The speaker-phone peripheral sits atop the Wii sensor bar
In a crowded press room last Wednesday, Nintendo demonstrated the WiiSpeak microphone (sold separately) for the first time to GamePro and other journalists hoping to learn more about the multiplayer voice chat peripheral.
The demo was driven by Nintendo, but we successfully spoke with two other persons via their remote Wii consoles while playing Animal Crossing: City Folk, the first game to support WiiSpeak; Charles Martinet (the voice of Mario) in New York, and a second Nintendo representative one floor down in the Los Angeles Convention center.
WiiSpeak allows anyone in the room to communicate online
I was one of five people in the living-room size, um, room, and could clearly hear and communicate with those on the line. When Martinet said, "It'sa me, Mario!" it sounded just like it had a thousand times before. In short, the newly unveiled device works, and we're thrilled that Wii owners will finally be able to interact with others online like Xbox 360 and PS3 owners have before them.
But unlike headsets, WiiSpeak is the equivalent of a console speaker phone, and lets multiple people in a single room communicate with up to three other systems, all of which could potentially have multiple people in their respective rooms. "It's like you're all in the same room," Nintendo says. And from what we heard, they're right.
Animal Crossing: City Folk the first game to support WiiSpeak
It's unclear at the moment if the number of total systems (currently at four for Animal Crossing) will increase to support greater numbers, but High Voltage Software says it will support WiiSpeak on The Conduit, which promises 16-person online multiplayer.
Nevertheless, it's apparent the USB-connected mic should do the trick when it arrives later this year.
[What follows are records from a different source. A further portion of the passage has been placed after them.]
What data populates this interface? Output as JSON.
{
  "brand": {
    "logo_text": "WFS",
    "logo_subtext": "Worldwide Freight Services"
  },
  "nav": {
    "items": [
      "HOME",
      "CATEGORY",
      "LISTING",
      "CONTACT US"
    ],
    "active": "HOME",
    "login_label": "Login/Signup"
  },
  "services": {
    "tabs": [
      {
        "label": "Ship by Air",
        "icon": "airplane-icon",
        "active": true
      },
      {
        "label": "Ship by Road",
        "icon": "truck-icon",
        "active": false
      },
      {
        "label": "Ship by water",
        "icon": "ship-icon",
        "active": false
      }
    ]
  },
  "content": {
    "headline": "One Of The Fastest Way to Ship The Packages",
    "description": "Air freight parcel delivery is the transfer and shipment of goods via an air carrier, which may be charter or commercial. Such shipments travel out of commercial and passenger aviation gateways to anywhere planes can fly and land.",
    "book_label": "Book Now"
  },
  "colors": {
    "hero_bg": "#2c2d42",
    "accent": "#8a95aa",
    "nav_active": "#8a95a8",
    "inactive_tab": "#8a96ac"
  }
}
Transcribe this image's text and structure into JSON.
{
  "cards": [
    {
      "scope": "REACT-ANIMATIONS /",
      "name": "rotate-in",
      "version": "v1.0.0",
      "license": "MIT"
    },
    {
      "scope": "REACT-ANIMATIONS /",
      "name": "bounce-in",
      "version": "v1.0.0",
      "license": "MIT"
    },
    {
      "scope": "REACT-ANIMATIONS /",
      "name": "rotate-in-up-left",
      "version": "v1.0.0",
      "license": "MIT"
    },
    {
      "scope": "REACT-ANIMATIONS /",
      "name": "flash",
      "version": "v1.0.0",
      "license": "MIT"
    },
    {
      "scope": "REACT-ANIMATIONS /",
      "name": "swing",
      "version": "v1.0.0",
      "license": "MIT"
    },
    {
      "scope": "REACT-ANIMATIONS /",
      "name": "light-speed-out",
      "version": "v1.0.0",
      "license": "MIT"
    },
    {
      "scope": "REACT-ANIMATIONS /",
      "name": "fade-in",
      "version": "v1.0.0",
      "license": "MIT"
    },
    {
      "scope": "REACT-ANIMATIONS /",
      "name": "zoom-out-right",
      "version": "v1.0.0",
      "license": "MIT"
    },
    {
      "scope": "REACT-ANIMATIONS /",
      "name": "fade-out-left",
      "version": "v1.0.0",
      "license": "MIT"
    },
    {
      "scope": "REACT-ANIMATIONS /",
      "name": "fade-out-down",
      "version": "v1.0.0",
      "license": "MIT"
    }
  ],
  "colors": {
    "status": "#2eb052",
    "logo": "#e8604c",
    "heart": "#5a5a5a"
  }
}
Let's just hope the list of supported games rapidly increases in the coming months. Given the constant clamoring by gamers, we're confident it will.